Honestly, my best guess is that the Chinese will be the ones to cross the Rubicon, that is, the Yalu. Japan and the United States have sea buffers, South Korea is scared to death because its capital city is fully within the short-range artillery “kill box” bordering the DMZ, and Russia has only a few scattered homesteaders and the like who can be evacuated away from the border if shit starts hitting the fan. China is the country that has a militarily troublesome neighbor disgorging impoverished non-Chinese-speaking refugees into a number of its industrial border cities and generally stirring up shit while simultaneously angling for military aid and cooperation. For a number of years the Chinese Politburo has been getting awfully sick of all the Nork bullshit, and it’s historically educated enough to know that this wouldn’t be its first modern military invasion of Korea. Beijing’s frank amorality is precisely why it has devoted so much effort to establishing civilian business colonies throughout the Global South.
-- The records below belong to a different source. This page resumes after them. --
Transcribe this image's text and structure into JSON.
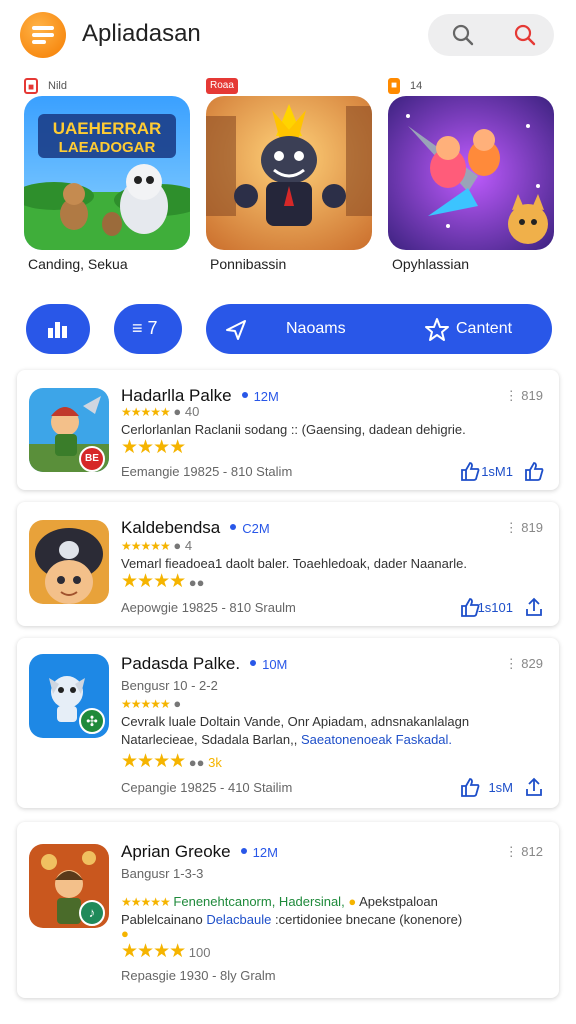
{
  "app": {
    "title": "Apliadasan"
  },
  "colors": {
    "accent": "#2957e8",
    "brand": "#f57c00",
    "star": "#f5b400"
  },
  "header": {
    "search_icon": "search-icon",
    "search_icon_alt": "search-icon-red"
  },
  "featured": [
    {
      "badge": "■",
      "badge_text": "Nild",
      "art_title_line1": "UAEHERRAR",
      "art_title_line2": "LAEADOGAR",
      "caption": "Canding, Sekua"
    },
    {
      "badge": "Roaa",
      "badge_text": "",
      "caption": "Ponnibassin"
    },
    {
      "badge": "■",
      "badge_text": "14",
      "caption": "Opyhlassian"
    }
  ],
  "filters": {
    "btn1_icon": "chart-icon",
    "btn2_icon": "filter-icon",
    "btn2_label": "≡ 7",
    "pill_left_label": "Naoams",
    "pill_right_label": "Cantent"
  },
  "cards": [
    {
      "name": "Hadarlla Palke",
      "size": "12M",
      "menu": "⋮ 819",
      "rating_text": "40",
      "desc": "Cerlorlanlan Raclanii sodang :: (Gaensing, dadean dehigrie.",
      "badge": "BE",
      "footer": "Eemangie 19825 - 810  Stalim",
      "likes": "1sM1"
    },
    {
      "name": "Kaldebendsa",
      "size": "C2M",
      "menu": "⋮ 819",
      "rating_text": "4",
      "desc": "Vemarl fieadoea1 daolt baler.  Toaehledoak, dader Naanarle.",
      "badge": "",
      "footer": "Aepowgie 19825 - 810  Sraulm",
      "likes": "1s101"
    },
    {
      "name": "Padasda Palke.",
      "size": "10M",
      "menu": "⋮ 829",
      "rating_prefix": "Bengusr 10 - 2-2",
      "desc": "Cevralk luale  Doltain  Vande,  Onr  Apiadam,  adnsnakanlalagn",
      "desc2_a": "Natarlecieae, Sdadala Barlan,,",
      "desc2_b": "Saeatonenoeak Faskadal.",
      "stars_extra": "3k",
      "footer": "Cepangie 19825 - 410  Stailim",
      "likes": "1sM"
    },
    {
      "name": "Aprian Greoke",
      "size": "12M",
      "menu": "⋮ 812",
      "rating_prefix": "Bangusr 1-3-3",
      "line_green": "Fenenehtcanorm, Hadersinal,",
      "line_after": "Apekstpaloan",
      "desc2_a": "Pablelcainano",
      "desc2_b": "Delacbaule",
      "desc2_c": ":certidoniee bnecane (konenore)",
      "stars_extra": "100",
      "footer": "Repasgie 1930 - 8ly  Gralm",
      "likes": ""
    }
  ]
}
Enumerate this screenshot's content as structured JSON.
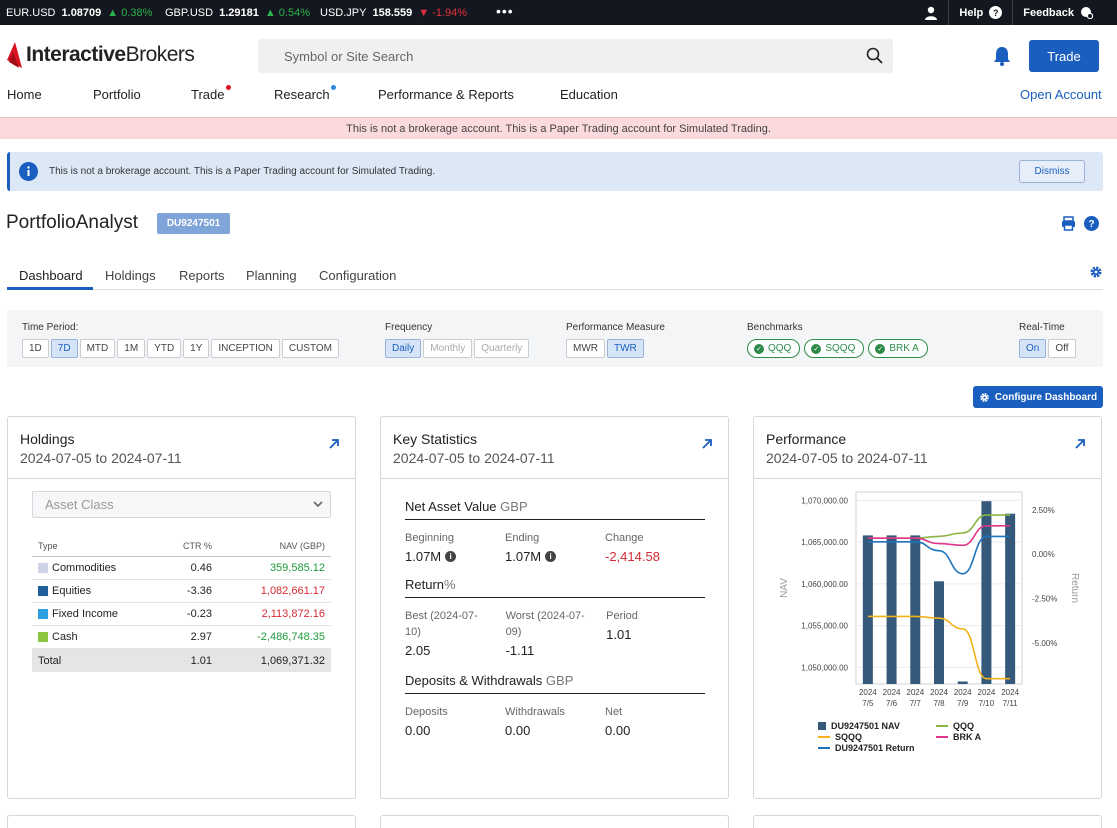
{
  "ticker": [
    {
      "symbol": "EUR.USD",
      "price": "1.08709",
      "change": "▲ 0.38%",
      "dir": "up"
    },
    {
      "symbol": "GBP.USD",
      "price": "1.29181",
      "change": "▲ 0.54%",
      "dir": "up"
    },
    {
      "symbol": "USD.JPY",
      "price": "158.559",
      "change": "▼ -1.94%",
      "dir": "down"
    }
  ],
  "ticker_more": "•••",
  "topbar": {
    "help": "Help",
    "feedback": "Feedback"
  },
  "logo": {
    "part1": "Interactive",
    "part2": "Brokers"
  },
  "search": {
    "placeholder": "Symbol or Site Search"
  },
  "trade_button": "Trade",
  "nav": {
    "items": [
      "Home",
      "Portfolio",
      "Trade",
      "Research",
      "Performance & Reports",
      "Education"
    ],
    "open_account": "Open Account"
  },
  "paper_banner": "This is not a brokerage account. This is a Paper Trading account for Simulated Trading.",
  "info_box": {
    "message": "This is not a brokerage account. This is a Paper Trading account for Simulated Trading.",
    "dismiss": "Dismiss"
  },
  "page": {
    "title": "PortfolioAnalyst",
    "account": "DU9247501"
  },
  "tabs": [
    "Dashboard",
    "Holdings",
    "Reports",
    "Planning",
    "Configuration"
  ],
  "filters": {
    "time_period": {
      "label": "Time Period:",
      "options": [
        "1D",
        "7D",
        "MTD",
        "1M",
        "YTD",
        "1Y",
        "INCEPTION",
        "CUSTOM"
      ],
      "selected": "7D"
    },
    "frequency": {
      "label": "Frequency",
      "options": [
        "Daily",
        "Monthly",
        "Quarterly"
      ],
      "selected": "Daily"
    },
    "performance_measure": {
      "label": "Performance Measure",
      "options": [
        "MWR",
        "TWR"
      ],
      "selected": "TWR"
    },
    "benchmarks": {
      "label": "Benchmarks",
      "options": [
        "QQQ",
        "SQQQ",
        "BRK A"
      ]
    },
    "realtime": {
      "label": "Real-Time",
      "options": [
        "On",
        "Off"
      ],
      "selected": "On"
    }
  },
  "configure_dashboard": "Configure Dashboard",
  "holdings": {
    "title": "Holdings",
    "range": "2024-07-05 to 2024-07-11",
    "select_placeholder": "Asset Class",
    "headers": [
      "Type",
      "CTR %",
      "NAV (GBP)"
    ],
    "rows": [
      {
        "type": "Commodities",
        "ctr": "0.46",
        "nav": "359,585.12",
        "color": "#d0d3e6",
        "sign": "pos"
      },
      {
        "type": "Equities",
        "ctr": "-3.36",
        "nav": "1,082,661.17",
        "color": "#1f5f9b",
        "sign": "neg"
      },
      {
        "type": "Fixed Income",
        "ctr": "-0.23",
        "nav": "2,113,872.16",
        "color": "#2e9fe0",
        "sign": "neg"
      },
      {
        "type": "Cash",
        "ctr": "2.97",
        "nav": "-2,486,748.35",
        "color": "#8cc63f",
        "sign": "pos"
      }
    ],
    "total": {
      "type": "Total",
      "ctr": "1.01",
      "nav": "1,069,371.32"
    }
  },
  "key_stats": {
    "title": "Key Statistics",
    "range": "2024-07-05 to 2024-07-11",
    "nav": {
      "heading": "Net Asset Value",
      "currency": "GBP",
      "beginning_label": "Beginning",
      "beginning": "1.07M",
      "ending_label": "Ending",
      "ending": "1.07M",
      "change_label": "Change",
      "change": "-2,414.58"
    },
    "return": {
      "heading": "Return",
      "unit": "%",
      "best_label": "Best (2024-07-10)",
      "best": "2.05",
      "worst_label": "Worst (2024-07-09)",
      "worst": "-1.11",
      "period_label": "Period",
      "period": "1.01"
    },
    "deposits": {
      "heading": "Deposits & Withdrawals",
      "currency": "GBP",
      "deposits_label": "Deposits",
      "deposits": "0.00",
      "withdrawals_label": "Withdrawals",
      "withdrawals": "0.00",
      "net_label": "Net",
      "net": "0.00"
    }
  },
  "performance": {
    "title": "Performance",
    "range": "2024-07-05 to 2024-07-11"
  },
  "chart_data": {
    "type": "bar",
    "categories": [
      "2024 7/5",
      "2024 7/6",
      "2024 7/7",
      "2024 7/8",
      "2024 7/9",
      "2024 7/10",
      "2024 7/11"
    ],
    "ylabel": "NAV",
    "y2label": "Return",
    "ylim": [
      1048000,
      1071000
    ],
    "y_ticks": [
      "1,050,000.00",
      "1,055,000.00",
      "1,060,000.00",
      "1,065,000.00",
      "1,070,000.00"
    ],
    "y2lim": [
      -7.3,
      3.5
    ],
    "y2_ticks": [
      "2.50%",
      "0.00%",
      "-2.50%",
      "-5.00%"
    ],
    "series": [
      {
        "name": "DU9247501 NAV",
        "kind": "bar",
        "color": "#35597a",
        "values": [
          1065800,
          1065800,
          1065800,
          1060300,
          1048300,
          1069900,
          1068400
        ]
      },
      {
        "name": "QQQ",
        "kind": "line",
        "color": "#8ab544",
        "values": [
          0.9,
          0.9,
          0.9,
          1.0,
          1.2,
          2.2,
          2.2
        ]
      },
      {
        "name": "SQQQ",
        "kind": "line",
        "color": "#f2b21a",
        "values": [
          -3.5,
          -3.5,
          -3.5,
          -3.6,
          -4.2,
          -7.0,
          -7.0
        ]
      },
      {
        "name": "BRK A",
        "kind": "line",
        "color": "#e0378a",
        "values": [
          0.9,
          0.9,
          0.9,
          0.6,
          0.5,
          1.6,
          1.6
        ]
      },
      {
        "name": "DU9247501 Return",
        "kind": "line",
        "color": "#1e73be",
        "values": [
          0.7,
          0.7,
          0.7,
          0.2,
          -1.1,
          1.0,
          1.0
        ]
      }
    ],
    "legend_position": "bottom"
  }
}
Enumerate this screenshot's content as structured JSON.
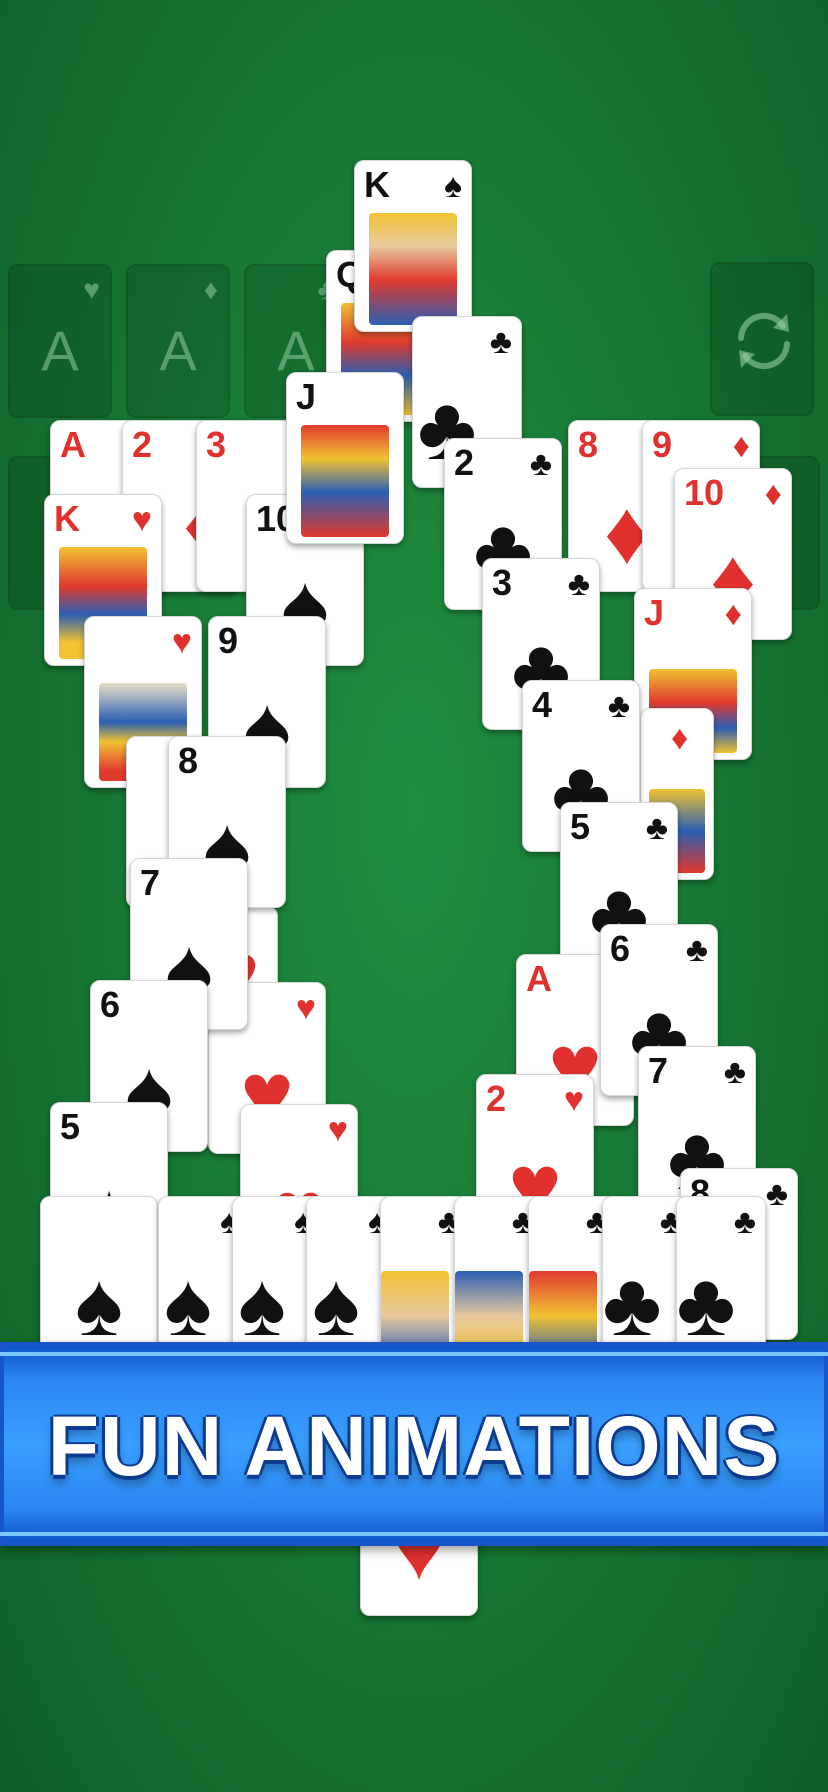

Surely it looks at South Korea, not a fellow people’s republic, as a more harmonious and stable trading partner than the economically moribund, batshit crazily revanchist communist crime family in the North. As much as Red China doesn’t want to fully disavow Mao, it has little use for a egregiously dysfunctional neighbor whose government won’t stop reenacting the Cultural Revolution with extra doses of nepotism and family intrigue.
I don’t want to see another ill-advised international bloodbath (gee, like we have going RIGHT NOW IN YEMEN, for the most godawful geopolitical reasons), but I won’t be upset at all if someone gets in there and cuts the head off that snake. That’s a hermit kingdom the same way Ariel Castro was a hermit bus driver. Good riddance if it goes.